Dr. Norman Doidge is a curious psychiatrist. He wanted to know how neuroplasticity could serve his practice and he sets out in his book, The Brain That Changes Itself, to interview and understand the work of leading neuroscientists who are using the natural neuroplasticity of the brain to heal everything from long-time post-injury paralysis to successfully managing OCD and anxiety. Along the way, we get a fascinating history of the scientific communities resistance to seeing what the data was telling them — that the brain is not immutable and doomed to downward decline with age and injury. Instead, the brain has an extraordinary capacity to grow itself, undo bad or faulty wiring, and heal and adapt itself.
Written for the lay person, Dr. Doidge nevertheless sprinkles enough understandable data and analysis to support the claims of what he calls the new “neuroplasticians.” Though the first part of the book begins in the obvious place of helping the brain repair itself after traumatic injury causing either physical debilities or cognitive like aphasia, he soon introduces breakthroughs that make a difference for learning differences and psychiatric issues that can interfere in people fulfilling their gifts and potential.
Most exciting, is the possibility of turning back the pathology of the medical model in dealing with mental health issues that nevertheless still cause too many people to live half lives of pain and suffering. Though not mentioned by Dr. Doidge here, the best way to live well having experienced symptoms of “schizophremia” is the practice or philosophy of Open Dialogue developed in Norway, but it is largely ignored and underpracticed in the U.S. Let us hope that neuroplasticity becomes the basis of more mind/brain research sooner rather than later, and that the DSM begins to de-pathologize the human condition.
Mad in America hosts blogs by a diverse group of writers.
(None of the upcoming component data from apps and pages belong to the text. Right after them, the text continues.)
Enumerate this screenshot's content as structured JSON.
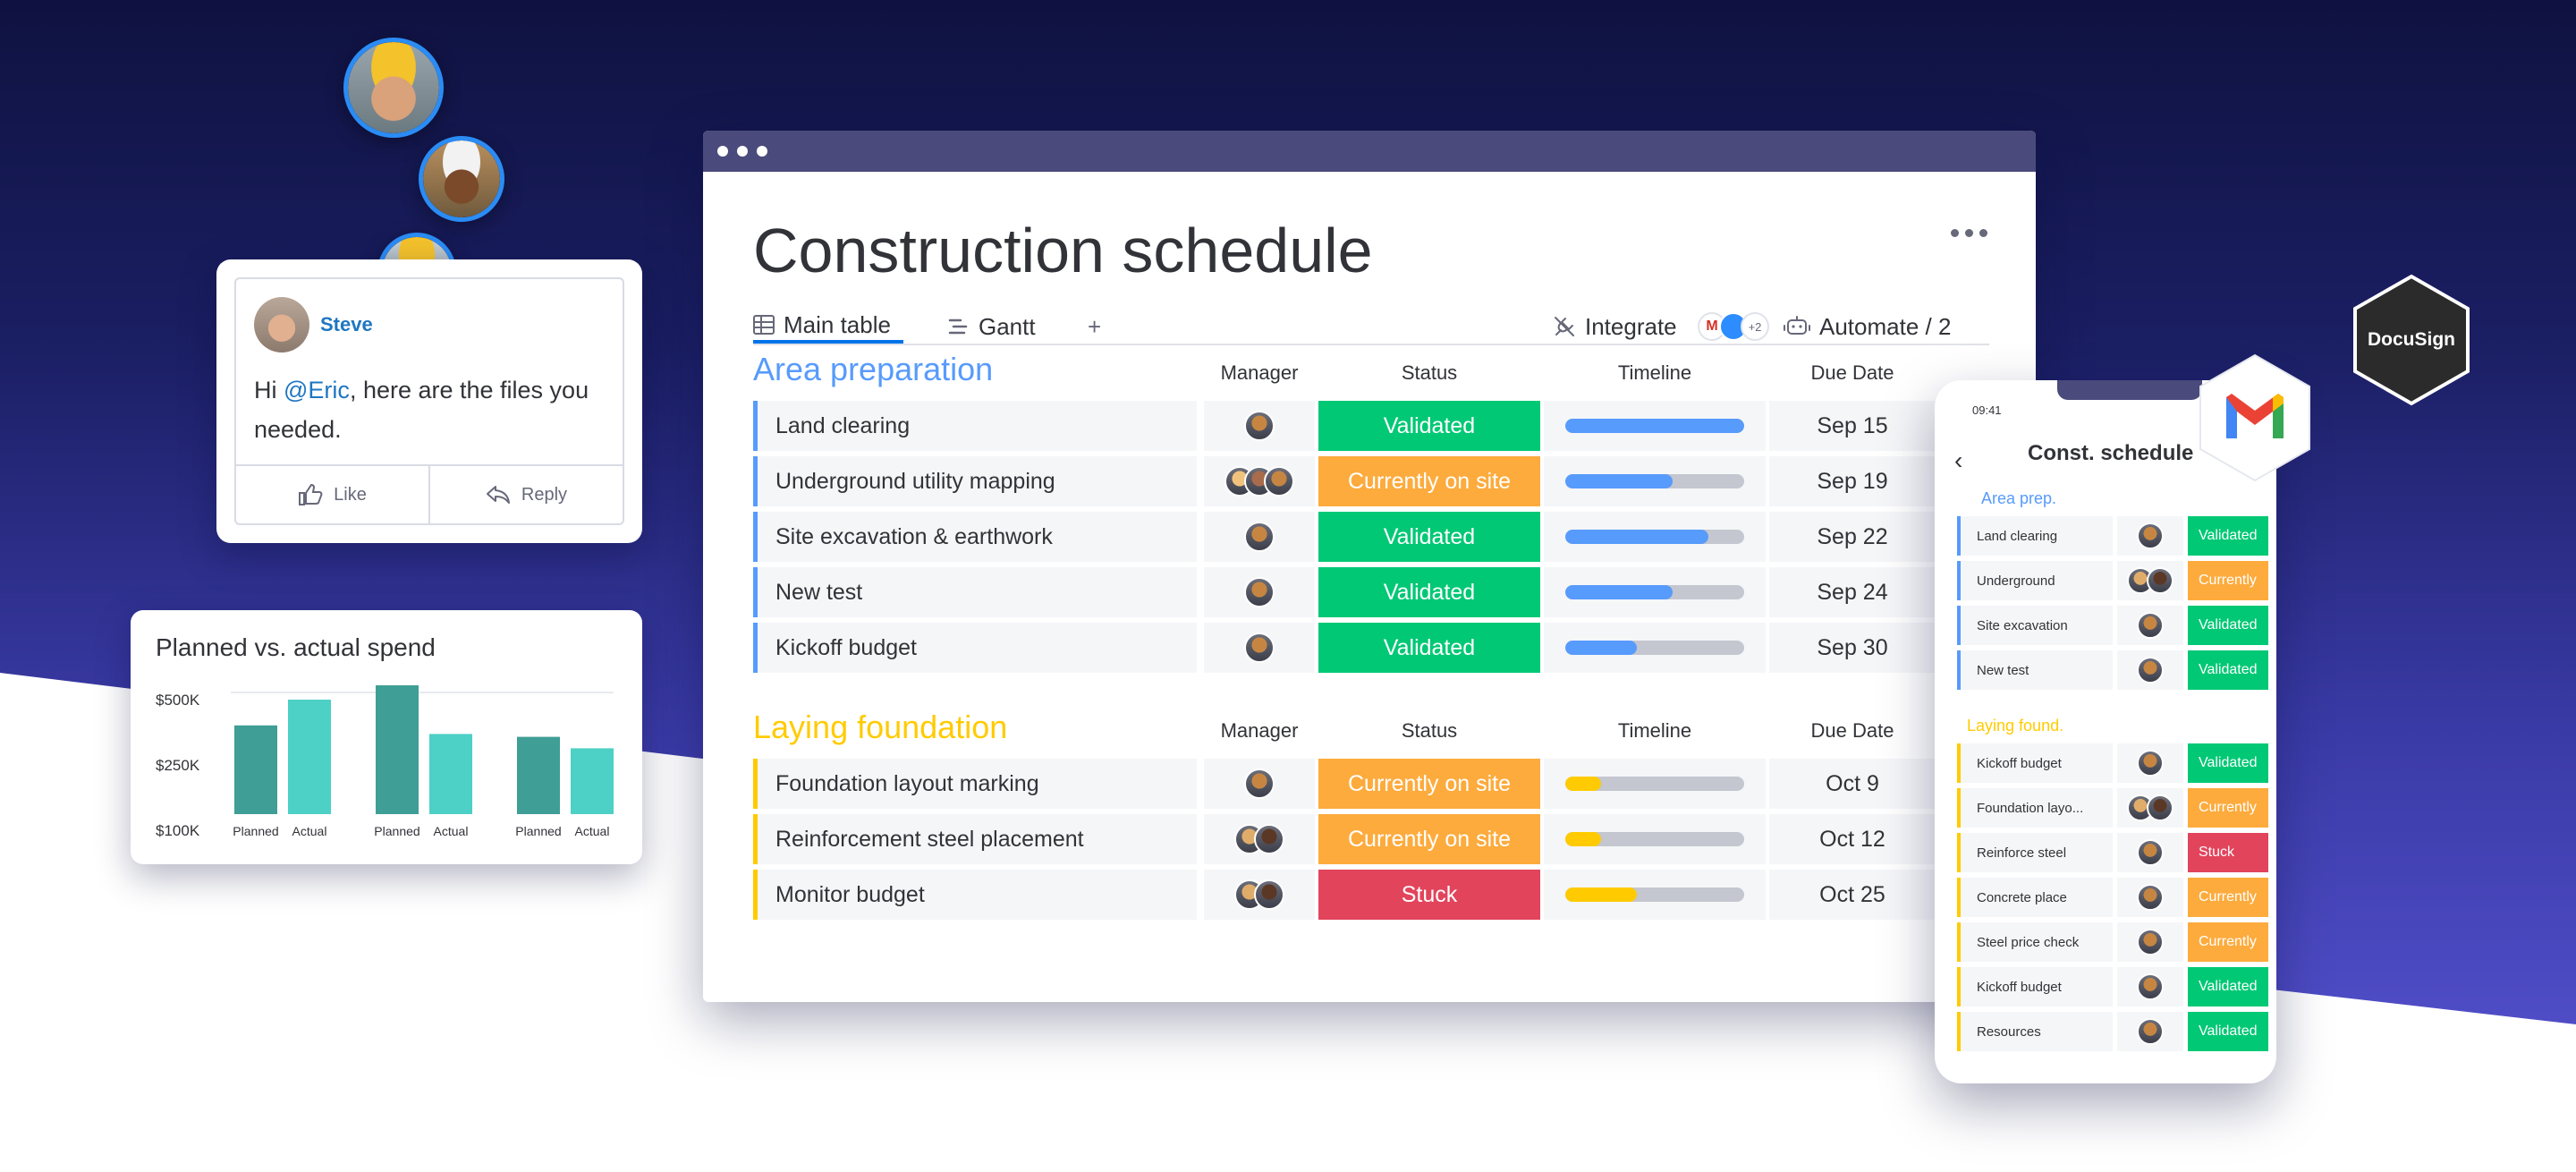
{
  "comment": {
    "author": "Steve",
    "greeting": "Hi",
    "mention": "@Eric",
    "message": ",  here are the files you needed.",
    "like_label": "Like",
    "reply_label": "Reply"
  },
  "spend_chart": {
    "title": "Planned vs. actual spend",
    "chart_data": {
      "type": "bar",
      "title": "Planned vs. actual spend",
      "yticks": [
        "$500K",
        "$250K",
        "$100K"
      ],
      "categories": [
        "Planned",
        "Actual",
        "Planned",
        "Actual",
        "Planned",
        "Actual"
      ],
      "values": [
        310,
        400,
        450,
        280,
        270,
        230
      ],
      "ylim": [
        100,
        500
      ],
      "colors": {
        "Planned": "#3f9e95",
        "Actual": "#4dd0c6"
      }
    }
  },
  "board": {
    "title": "Construction schedule",
    "tabs": [
      "Main table",
      "Gantt"
    ],
    "add_tab": "+",
    "integrate_label": "Integrate",
    "integrate_count": "+2",
    "automate_label": "Automate / 2",
    "columns": {
      "manager": "Manager",
      "status": "Status",
      "timeline": "Timeline",
      "due": "Due Date"
    },
    "groups": [
      {
        "title": "Area preparation",
        "color": "#579bfc",
        "rows": [
          {
            "name": "Land clearing",
            "status": "Validated",
            "status_color": "#00c875",
            "progress": 1.0,
            "due": "Sep 15",
            "managers": 1
          },
          {
            "name": "Underground utility mapping",
            "status": "Currently on site",
            "status_color": "#fdab3d",
            "progress": 0.6,
            "due": "Sep 19",
            "managers": 3
          },
          {
            "name": "Site excavation & earthwork",
            "status": "Validated",
            "status_color": "#00c875",
            "progress": 0.8,
            "due": "Sep 22",
            "managers": 1
          },
          {
            "name": "New test",
            "status": "Validated",
            "status_color": "#00c875",
            "progress": 0.6,
            "due": "Sep 24",
            "managers": 1
          },
          {
            "name": "Kickoff budget",
            "status": "Validated",
            "status_color": "#00c875",
            "progress": 0.4,
            "due": "Sep 30",
            "managers": 1
          }
        ]
      },
      {
        "title": "Laying foundation",
        "color": "#ffcb00",
        "rows": [
          {
            "name": "Foundation layout marking",
            "status": "Currently on site",
            "status_color": "#fdab3d",
            "progress": 0.2,
            "due": "Oct 9",
            "managers": 1
          },
          {
            "name": "Reinforcement steel placement",
            "status": "Currently on site",
            "status_color": "#fdab3d",
            "progress": 0.2,
            "due": "Oct 12",
            "managers": 2
          },
          {
            "name": "Monitor budget",
            "status": "Stuck",
            "status_color": "#e2445c",
            "progress": 0.4,
            "due": "Oct 25",
            "managers": 2
          }
        ]
      }
    ]
  },
  "phone": {
    "time": "09:41",
    "title": "Const. schedule",
    "groups": [
      {
        "title": "Area prep.",
        "color": "#579bfc",
        "rows": [
          {
            "name": "Land clearing",
            "status": "Validated",
            "status_color": "#00c875",
            "managers": 1
          },
          {
            "name": "Underground",
            "status": "Currently",
            "status_color": "#fdab3d",
            "managers": 2
          },
          {
            "name": "Site excavation",
            "status": "Validated",
            "status_color": "#00c875",
            "managers": 1
          },
          {
            "name": "New test",
            "status": "Validated",
            "status_color": "#00c875",
            "managers": 1
          }
        ]
      },
      {
        "title": "Laying found.",
        "color": "#ffcb00",
        "rows": [
          {
            "name": "Kickoff budget",
            "status": "Validated",
            "status_color": "#00c875",
            "managers": 1
          },
          {
            "name": "Foundation layo...",
            "status": "Currently",
            "status_color": "#fdab3d",
            "managers": 2
          },
          {
            "name": "Reinforce steel",
            "status": "Stuck",
            "status_color": "#e2445c",
            "managers": 1
          },
          {
            "name": "Concrete place",
            "status": "Currently",
            "status_color": "#fdab3d",
            "managers": 1
          },
          {
            "name": "Steel price check",
            "status": "Currently",
            "status_color": "#fdab3d",
            "managers": 1
          },
          {
            "name": "Kickoff budget",
            "status": "Validated",
            "status_color": "#00c875",
            "managers": 1
          },
          {
            "name": "Resources",
            "status": "Validated",
            "status_color": "#00c875",
            "managers": 1
          }
        ]
      }
    ]
  },
  "badges": {
    "docusign": "DocuSign",
    "gmail_icon": "gmail-icon"
  }
}
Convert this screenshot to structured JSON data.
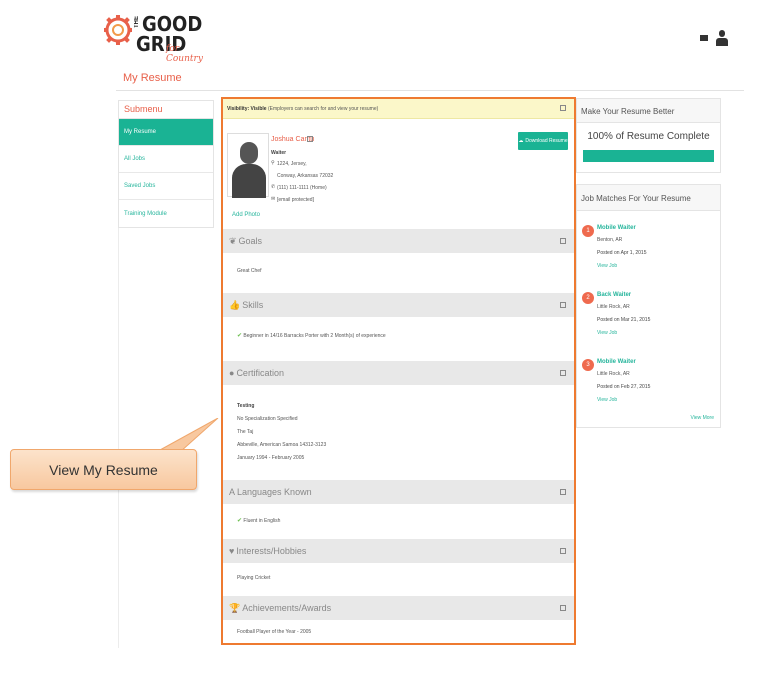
{
  "brand": {
    "the": "THE",
    "good": "GOOD",
    "grid": "GRID",
    "tagline": "for Country"
  },
  "page": {
    "title": "My Resume"
  },
  "sidebar": {
    "heading": "Submenu",
    "items": [
      {
        "label": "My Resume",
        "active": true
      },
      {
        "label": "All Jobs",
        "active": false
      },
      {
        "label": "Saved Jobs",
        "active": false
      },
      {
        "label": "Training Module",
        "active": false
      }
    ]
  },
  "visibility": {
    "label": "Visibility: Visible",
    "note": "(Employers can search for and view your resume)"
  },
  "profile": {
    "name": "Joshua Cantu",
    "job": "Waiter",
    "address1": "1224, Jersey,",
    "address2": "Conway, Arkansas 72032",
    "phone": "(111) 111-1111 (Home)",
    "email": "[email protected]",
    "add_photo": "Add Photo",
    "download": "Download Resume"
  },
  "sections": {
    "goals": {
      "title": "Goals",
      "text": "Great Chef"
    },
    "skills": {
      "title": "Skills",
      "text": "Beginner in 14/16 Barracks Porter with 2  Month(s) of experience"
    },
    "certification": {
      "title": "Certification",
      "name": "Testing",
      "lines": [
        "No Specialization Specified",
        "The Taj",
        "Abbeville, American Samoa  14312-3123",
        "January 1994 - February 2005"
      ]
    },
    "languages": {
      "title": "Languages Known",
      "text": "Fluent in English"
    },
    "interests": {
      "title": "Interests/Hobbies",
      "text": "Playing Cricket"
    },
    "achievements": {
      "title": "Achievements/Awards",
      "text": "Football Player of the Year - 2005"
    }
  },
  "resume_better": {
    "heading": "Make Your Resume Better",
    "complete": "100% of Resume Complete",
    "progress": 1.0
  },
  "job_matches": {
    "heading": "Job Matches For Your Resume",
    "jobs": [
      {
        "num": "1",
        "title": "Mobile Waiter",
        "location": "Benton, AR",
        "posted": "Posted on Apr 1, 2015",
        "view": "View Job"
      },
      {
        "num": "2",
        "title": "Back Waiter",
        "location": "Little Rock, AR",
        "posted": "Posted on Mar 21, 2015",
        "view": "View Job"
      },
      {
        "num": "3",
        "title": "Mobile Waiter",
        "location": "Little Rock, AR",
        "posted": "Posted on Feb 27, 2015",
        "view": "View Job"
      }
    ],
    "view_more": "View More"
  },
  "callout": {
    "text": "View My Resume"
  },
  "colors": {
    "accent": "#1ab394",
    "brand": "#e8604a",
    "highlight": "#ee7a30"
  }
}
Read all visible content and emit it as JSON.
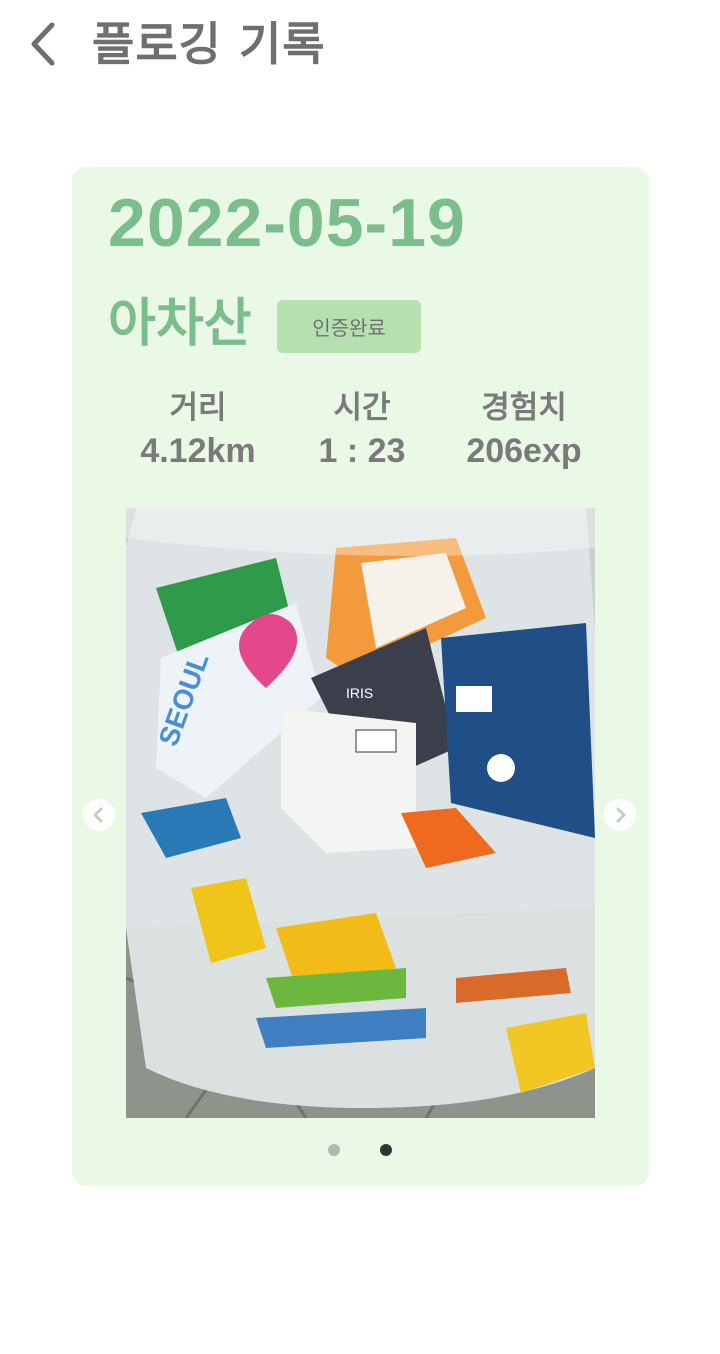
{
  "header": {
    "title": "플로깅 기록",
    "back_icon": "chevron-left-icon"
  },
  "record": {
    "date": "2022-05-19",
    "place": "아차산",
    "badge": "인증완료",
    "stats": [
      {
        "label": "거리",
        "value": "4.12km"
      },
      {
        "label": "시간",
        "value": "1 : 23"
      },
      {
        "label": "경험치",
        "value": "206exp"
      }
    ]
  },
  "carousel": {
    "photo_description": "trash-bag-photo",
    "prev_icon": "chevron-left-circle-icon",
    "next_icon": "chevron-right-circle-icon",
    "page_count": 2,
    "active_index": 1
  },
  "colors": {
    "card_bg": "#eaf8e6",
    "accent_green": "#7cbd8e",
    "badge_bg": "#b6e0b0",
    "text_gray": "#7a7a7a",
    "dot_active": "#333333",
    "dot_inactive": "#b5b5b5"
  }
}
These posts are designed to serve as a public forum for a discussion—broadly speaking—of psychiatry and its treatments. The opinions expressed are the writers’ own.